The launch was originally targeted for 12 October 1989, the first day of a 41-day launch period during which the planets were properly aligned for a direct flight to Jupiter. The liftoff was rescheduled for 17 October 1989 to replace a faulty main engine controller for Space Shuttle Main Engine No. 2. It was postponed again until 18 October 1989 because of rain-showers within 20 miles (32 km) of Kennedy Space Center's Shuttle Landing Facility. The weather conditions were in violation of the launch commit criteria for a Return To Launch Site (RTLS) landing in the event of an aborted flight.
The primary payload, the Galileo spacecraft with its attached Inertial Upper Stage (IUS), was successfully deployed on its journey to Jupiter. STS-34 was only the second shuttle flight to deploy a planetary spacecraft, the first being STS-30, which deployed the Magellan spacecraft.
Galileo became the first spacecraft to orbit an outer planet and to penetrate the atmosphere of an outer planet. Also, the spacecraft was scheduled to make the first extended observations of the Jovian system and first direct sampling of Jupiter's atmosphere, as well as the first asteroid flybys...
Because of high winds predicted at the nominal landing time, the landing was moved two orbits earlier to 12:33 EDT on 23 October 1989. Atlantis landed on Runway 23 at Edwards Air Force Base, California, after a mission duration of 4 days, 23 hours and 40 minutes.
Payload and experiments
The mission's primary task was to deploy the Galileo spacecraft with its attached IUS booster.
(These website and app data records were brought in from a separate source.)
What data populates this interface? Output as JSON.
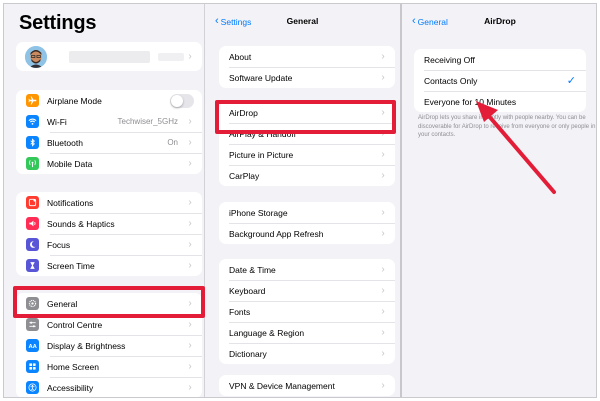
{
  "settings": {
    "title": "Settings",
    "airplane_label": "Airplane Mode",
    "groups": [
      [
        {
          "label": "Wi-Fi",
          "value": "Techwiser_5GHz",
          "icon": "wifi-icon",
          "color": "#0a84ff"
        },
        {
          "label": "Bluetooth",
          "value": "On",
          "icon": "bluetooth-icon",
          "color": "#0a84ff"
        },
        {
          "label": "Mobile Data",
          "value": "",
          "icon": "antenna-icon",
          "color": "#34c759"
        }
      ],
      [
        {
          "label": "Notifications",
          "value": "",
          "icon": "bell-icon",
          "color": "#ff3b30"
        },
        {
          "label": "Sounds & Haptics",
          "value": "",
          "icon": "speaker-icon",
          "color": "#ff2d55"
        },
        {
          "label": "Focus",
          "value": "",
          "icon": "moon-icon",
          "color": "#5856d6"
        },
        {
          "label": "Screen Time",
          "value": "",
          "icon": "hourglass-icon",
          "color": "#5856d6"
        }
      ],
      [
        {
          "label": "General",
          "value": "",
          "icon": "gear-icon",
          "color": "#8e8e93"
        },
        {
          "label": "Control Centre",
          "value": "",
          "icon": "sliders-icon",
          "color": "#8e8e93"
        },
        {
          "label": "Display & Brightness",
          "value": "",
          "icon": "text-size-icon",
          "color": "#0a84ff"
        },
        {
          "label": "Home Screen",
          "value": "",
          "icon": "grid-icon",
          "color": "#0a84ff"
        },
        {
          "label": "Accessibility",
          "value": "",
          "icon": "accessibility-icon",
          "color": "#0a84ff"
        }
      ]
    ]
  },
  "general": {
    "back_label": "Settings",
    "title": "General",
    "groups": [
      [
        "About",
        "Software Update"
      ],
      [
        "AirDrop",
        "AirPlay & Handoff",
        "Picture in Picture",
        "CarPlay"
      ],
      [
        "iPhone Storage",
        "Background App Refresh"
      ],
      [
        "Date & Time",
        "Keyboard",
        "Fonts",
        "Language & Region",
        "Dictionary"
      ],
      [
        "VPN & Device Management"
      ]
    ]
  },
  "airdrop": {
    "back_label": "General",
    "title": "AirDrop",
    "options": [
      "Receiving Off",
      "Contacts Only",
      "Everyone for 10 Minutes"
    ],
    "selected": "Contacts Only",
    "description": "AirDrop lets you share instantly with people nearby. You can be discoverable for AirDrop to receive from everyone or only people in your contacts."
  },
  "colors": {
    "accent": "#007aff",
    "highlight": "#e31d38",
    "airplane": "#ff9500"
  }
}
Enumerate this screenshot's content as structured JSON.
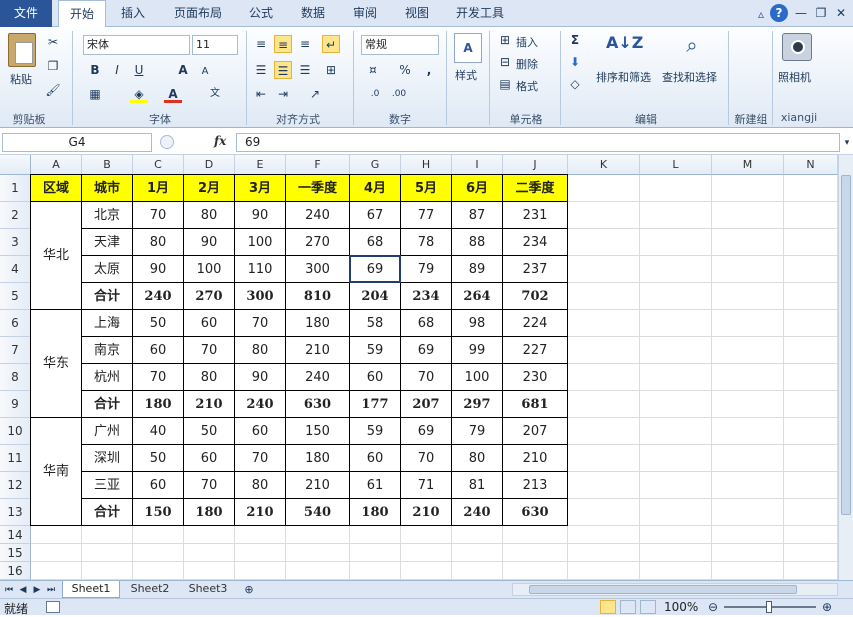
{
  "tabs": [
    "文件",
    "开始",
    "插入",
    "页面布局",
    "公式",
    "数据",
    "审阅",
    "视图",
    "开发工具"
  ],
  "window_controls": [
    "▵",
    "?",
    "—",
    "❐",
    "✕"
  ],
  "ribbon": {
    "paste": "粘贴",
    "font_name": "宋体",
    "font_size": "11",
    "number_format": "常规",
    "style": "样式",
    "insert": "插入",
    "delete": "删除",
    "format": "格式",
    "sort_filter": "排序和筛选",
    "find_select": "查找和选择",
    "camera": "照相机",
    "groups": {
      "clipboard": "剪贴板",
      "font": "字体",
      "alignment": "对齐方式",
      "number": "数字",
      "cells": "单元格",
      "editing": "编辑",
      "new_group": "新建组",
      "xiangji": "xiangji"
    }
  },
  "formula_bar": {
    "name_box": "G4",
    "fx": "fx",
    "value": "69"
  },
  "columns": [
    "A",
    "B",
    "C",
    "D",
    "E",
    "F",
    "G",
    "H",
    "I",
    "J",
    "K",
    "L",
    "M",
    "N"
  ],
  "rows": [
    "1",
    "2",
    "3",
    "4",
    "5",
    "6",
    "7",
    "8",
    "9",
    "10",
    "11",
    "12",
    "13",
    "14",
    "15",
    "16"
  ],
  "table": {
    "header": [
      "区域",
      "城市",
      "1月",
      "2月",
      "3月",
      "一季度",
      "4月",
      "5月",
      "6月",
      "二季度"
    ],
    "regions": [
      {
        "name": "华北",
        "rows": [
          [
            "北京",
            "70",
            "80",
            "90",
            "240",
            "67",
            "77",
            "87",
            "231"
          ],
          [
            "天津",
            "80",
            "90",
            "100",
            "270",
            "68",
            "78",
            "88",
            "234"
          ],
          [
            "太原",
            "90",
            "100",
            "110",
            "300",
            "69",
            "79",
            "89",
            "237"
          ],
          [
            "合计",
            "240",
            "270",
            "300",
            "810",
            "204",
            "234",
            "264",
            "702"
          ]
        ]
      },
      {
        "name": "华东",
        "rows": [
          [
            "上海",
            "50",
            "60",
            "70",
            "180",
            "58",
            "68",
            "98",
            "224"
          ],
          [
            "南京",
            "60",
            "70",
            "80",
            "210",
            "59",
            "69",
            "99",
            "227"
          ],
          [
            "杭州",
            "70",
            "80",
            "90",
            "240",
            "60",
            "70",
            "100",
            "230"
          ],
          [
            "合计",
            "180",
            "210",
            "240",
            "630",
            "177",
            "207",
            "297",
            "681"
          ]
        ]
      },
      {
        "name": "华南",
        "rows": [
          [
            "广州",
            "40",
            "50",
            "60",
            "150",
            "59",
            "69",
            "79",
            "207"
          ],
          [
            "深圳",
            "50",
            "60",
            "70",
            "180",
            "60",
            "70",
            "80",
            "210"
          ],
          [
            "三亚",
            "60",
            "70",
            "80",
            "210",
            "61",
            "71",
            "81",
            "213"
          ],
          [
            "合计",
            "150",
            "180",
            "210",
            "540",
            "180",
            "210",
            "240",
            "630"
          ]
        ]
      }
    ]
  },
  "sheets": [
    "Sheet1",
    "Sheet2",
    "Sheet3"
  ],
  "status": {
    "ready": "就绪",
    "zoom": "100%"
  }
}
Deployment occurred on schedule at 19:15 EDT on 18 October, slightly more than six hours after launch, and the IUS successfully boosted Galileo toward Venus on the first leg of its six-year journey to Jupiter. The spacecraft was injected on a Venus transfer orbit at 20:20 EDT, and separated from the IUS 47 minutes later.
Galileo required a triple gravity assist – from Venus, Earth, and then Earth again – to propel it from the inner part of the solar system to Jupiter in the outer system. The trajectory made it possible to also observe asteroids 951 Gaspra and 243 Ida. Galileo had two major components: an orbiter which examined Jupiter and its four largest moons for eight years, and a probe which descended into the Jovian atmosphere to take direct samplings before being destroyed by the gas giant's heat and pressure.
Besides the Galileo spacecraft, Atlantis' payload bay held two canisters containing the Shuttle Solar Backscatter Ultraviolet (SSBUV) experiment. SSBUV, which made its first flight on STS-34, was developed by NASA to check the calibration of the ozone sounders on free-flying satellites, and to verify the accuracy of atmospheric ozone and solar irradiance data. The experiment operated successfully.
STS-34 carried a further five mid-deck experiments...